‘Words that keep the fires aflame’
In Zimbabwe poetry is alive and well. Over the next week, we present a special edition of work from nine Zimbabwean poets.
Back in March Poetry International held a spoken word poetry competition in collaboration with the Magamba Network and Shoko Festival. The submitted poems were judged by a panel, and we’re happy to present the resulting shortlist to you here.
During the 39th Poetry International Festival our Zimbabwe team wrote: “Zimbabwe is a country of poets. Zimbabweans write poetry, speak it and sing it in Shona, Ndebele, Tonga, Shangaan and other minority languages; we have poetry in English, praise, performance, oratorical, and declamatory poetry. Perhaps as many as one in six people writes poetry or takes pleasure from trying to do so.” We hope you enjoy this sampling of ‘words that keep the fires aflame’ in this diverse country, in their original languages and in translation:
Batsirai E. Chigama with ‘Sperm Box’
Christopher Chiwanza (a.k.a. Vokal da Poet) with ‘10’
Conarth Macheka with ‘As the Sun Sets’
Panashe Madziva (a.k.a. Arcane) with ‘Child Soldier’
Tswarelo Mothobe (a.k.a. Tswa) with ‘With a Pen’
Elizabeth Muchemwa (a.k.a. Zaza Muchemwa) with ‘Eve’
Gwinyai Runyowa (a.k.a. Verseless Philo) with ‘Be’
Rabison Shumba with ‘Know the Difference’
Tinofireyi Dennis Zhou (a.k.a. Aero5ol) with ‘Another Sound System is Possible’
Though we’ve included texts of the spoken word poems for your reading ease, the best way to experience these nine poems is to listen to them.

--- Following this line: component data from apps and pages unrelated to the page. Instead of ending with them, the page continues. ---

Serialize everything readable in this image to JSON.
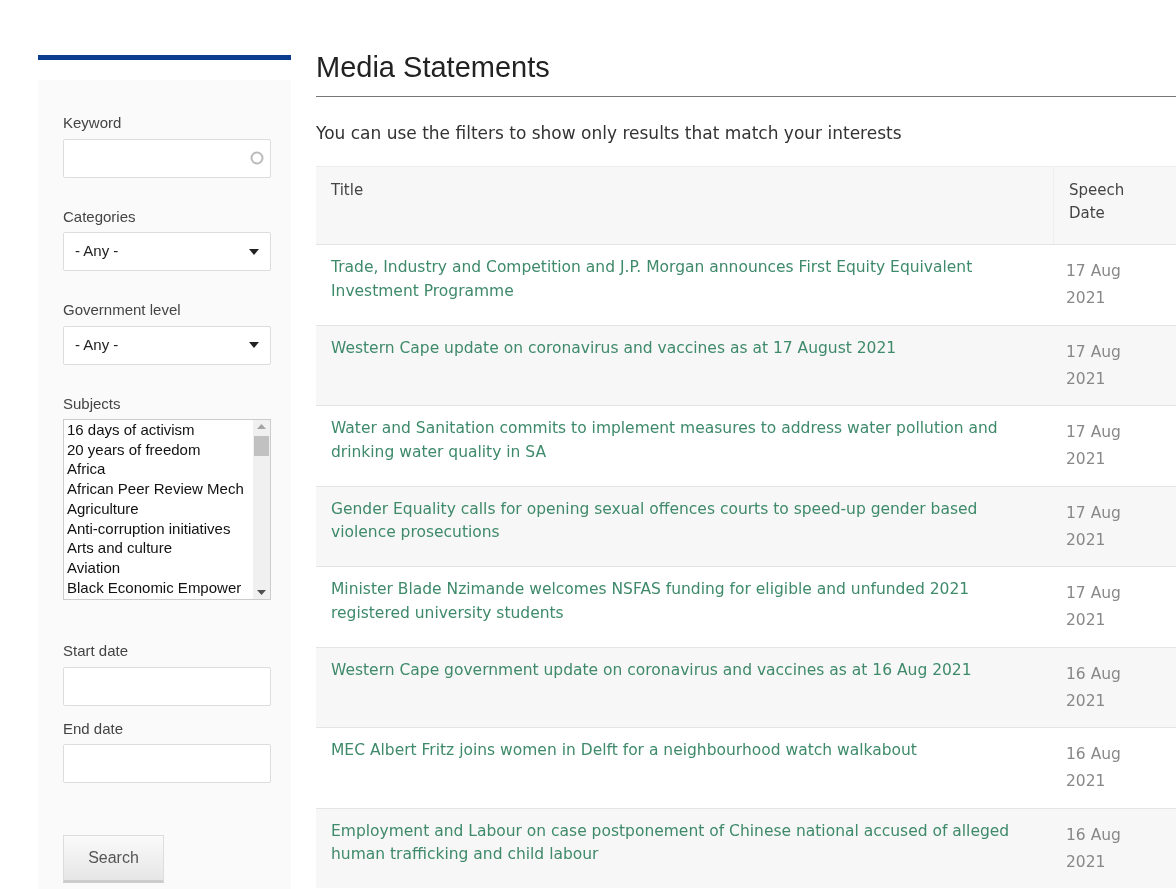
{
  "sidebar": {
    "keyword": {
      "label": "Keyword"
    },
    "categories": {
      "label": "Categories",
      "value": "- Any -"
    },
    "government_level": {
      "label": "Government level",
      "value": "- Any -"
    },
    "subjects": {
      "label": "Subjects",
      "items": [
        "16 days of activism",
        "20 years of freedom",
        "Africa",
        "African Peer Review Mech",
        "Agriculture",
        "Anti-corruption initiatives",
        "Arts and culture",
        "Aviation",
        "Black Economic Empower"
      ]
    },
    "start_date": {
      "label": "Start date"
    },
    "end_date": {
      "label": "End date"
    },
    "search_button": "Search"
  },
  "page_title": "Media Statements",
  "intro": "You can use the filters to show only results that match your interests",
  "table": {
    "columns": [
      "Title",
      "Speech Date"
    ],
    "rows": [
      {
        "title": "Trade, Industry and Competition and J.P. Morgan announces First Equity Equivalent Investment Programme",
        "date": "17 Aug 2021"
      },
      {
        "title": "Western Cape update on coronavirus and vaccines as at 17 August 2021",
        "date": "17 Aug 2021"
      },
      {
        "title": "Water and Sanitation commits to implement measures to address water pollution and drinking water quality in SA",
        "date": "17 Aug 2021"
      },
      {
        "title": "Gender Equality calls for opening sexual offences courts to speed-up gender based violence prosecutions",
        "date": "17 Aug 2021"
      },
      {
        "title": "Minister Blade Nzimande welcomes NSFAS funding for eligible and unfunded 2021 registered university students",
        "date": "17 Aug 2021"
      },
      {
        "title": "Western Cape government update on coronavirus and vaccines as at 16 Aug 2021",
        "date": "16 Aug 2021"
      },
      {
        "title": "MEC Albert Fritz joins women in Delft for a neighbourhood watch walkabout",
        "date": "16 Aug 2021"
      },
      {
        "title": "Employment and Labour on case postponement of Chinese national accused of alleged human trafficking and child labour",
        "date": "16 Aug 2021"
      }
    ]
  }
}
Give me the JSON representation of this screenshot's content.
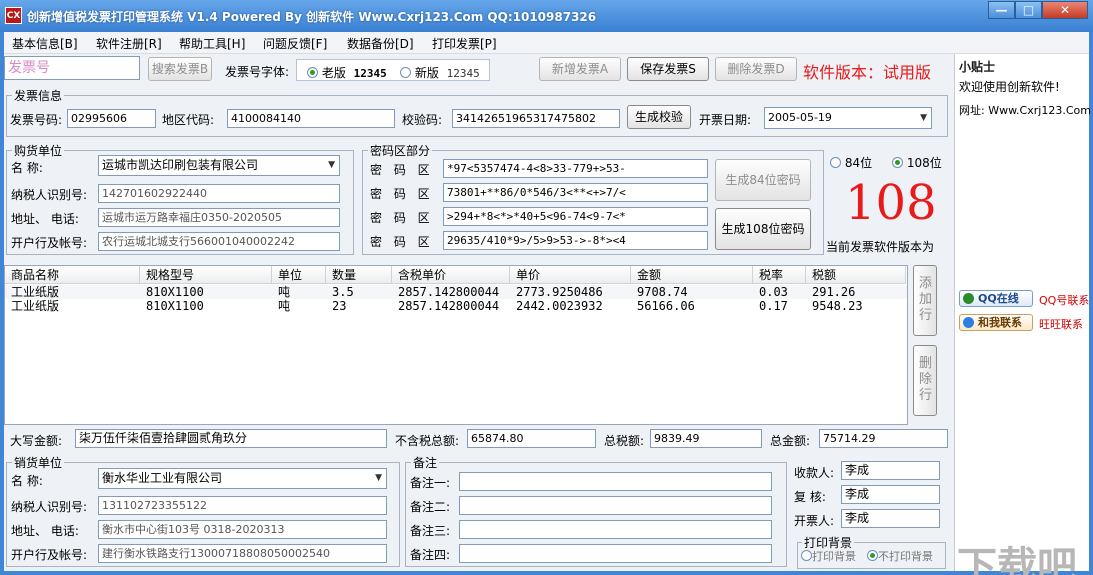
{
  "window": {
    "app_icon": "CX",
    "title": "创新增值税发票打印管理系统 V1.4 Powered By 创新软件 Www.Cxrj123.Com QQ:1010987326",
    "min": "—",
    "max": "□",
    "close": "✕"
  },
  "menu": [
    "基本信息[B]",
    "软件注册[R]",
    "帮助工具[H]",
    "问题反馈[F]",
    "数据备份[D]",
    "打印发票[P]"
  ],
  "toolbar": {
    "search_placeholder": "发票号",
    "search_button": "搜索发票B",
    "font_label": "发票号字体:",
    "font_old_label": "老版",
    "font_old_sample": "12345",
    "font_new_label": "新版",
    "font_new_sample": "12345",
    "new_button": "新增发票A",
    "save_button": "保存发票S",
    "delete_button": "删除发票D",
    "version_text": "软件版本：试用版"
  },
  "invoice": {
    "group": "发票信息",
    "number_label": "发票号码:",
    "number": "02995606",
    "area_label": "地区代码:",
    "area": "4100084140",
    "check_label": "校验码:",
    "check": "34142651965317475802",
    "gen_check_button": "生成校验",
    "date_label": "开票日期:",
    "date": "2005-05-19"
  },
  "buyer": {
    "group": "购货单位",
    "name_label": "名    称:",
    "name": "运城市凯达印刷包装有限公司",
    "tax_label": "纳税人识别号:",
    "tax": "142701602922440",
    "addr_label": "地址、 电话:",
    "addr": "运城市运万路幸福庄0350-2020505",
    "bank_label": "开户行及帐号:",
    "bank": "农行运城北城支行566001040002242"
  },
  "cipher": {
    "group": "密码区部分",
    "row_label": "密 码 区",
    "rows": [
      "*97<5357474-4<8>33-779+>53-",
      "73801+**86/0*546/3<**<+>7/<",
      ">294+*8<*>*40+5<96-74<9-7<*",
      "29635/410*9>/5>9>53->-8*><4"
    ],
    "gen84_button": "生成84位密码",
    "gen108_button": "生成108位密码",
    "opt84": "84位",
    "opt108": "108位",
    "version_number": "108",
    "version_caption": "当前发票软件版本为"
  },
  "table": {
    "headers": [
      "商品名称",
      "规格型号",
      "单位",
      "数量",
      "含税单价",
      "单价",
      "金额",
      "税率",
      "税额"
    ],
    "rows": [
      [
        "工业纸版",
        "810X1100",
        "吨",
        "3.5",
        "2857.142800044",
        "2773.9250486",
        "9708.74",
        "0.03",
        "291.26"
      ],
      [
        "工业纸版",
        "810X1100",
        "吨",
        "23",
        "2857.142800044",
        "2442.0023932",
        "56166.06",
        "0.17",
        "9548.23"
      ]
    ],
    "add_row": "添加行",
    "del_row": "删除行"
  },
  "totals": {
    "caps_label": "大写金额:",
    "caps": "柒万伍仟柒佰壹拾肆圆贰角玖分",
    "pretax_label": "不含税总额:",
    "pretax": "65874.80",
    "tax_label": "总税额:",
    "tax": "9839.49",
    "total_label": "总金额:",
    "total": "75714.29"
  },
  "seller": {
    "group": "销货单位",
    "name_label": "名    称:",
    "name": "衡水华业工业有限公司",
    "tax_label": "纳税人识别号:",
    "tax": "131102723355122",
    "addr_label": "地址、 电话:",
    "addr": "衡水市中心街103号 0318-2020313",
    "bank_label": "开户行及帐号:",
    "bank": "建行衡水铁路支行13000718808050002540"
  },
  "notes": {
    "group": "备注",
    "labels": [
      "备注一:",
      "备注二:",
      "备注三:",
      "备注四:"
    ]
  },
  "people": {
    "payee_label": "收款人:",
    "payee": "李成",
    "review_label": "复  核:",
    "review": "李成",
    "issuer_label": "开票人:",
    "issuer": "李成",
    "print_bg_group": "打印背景",
    "print_bg": "打印背景",
    "no_print_bg": "不打印背景"
  },
  "tips": {
    "title": "小贴士",
    "welcome": "欢迎使用创新软件!",
    "site": "网址: Www.Cxrj123.Com",
    "qq_badge": "QQ在线",
    "qq_link": "QQ号联系",
    "ww_badge": "和我联系",
    "ww_link": "旺旺联系"
  },
  "watermark": "下载吧",
  "colors": {
    "title_bar": "#3a80d2",
    "red_text": "#e81b1b",
    "accent_link": "#d60000"
  }
}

This poetry competition is part of a series of events building up to the Shoko Festival, which will take place in Harare, Zimbabwe from 25-28 September.
Vector microphone image via Shutterstock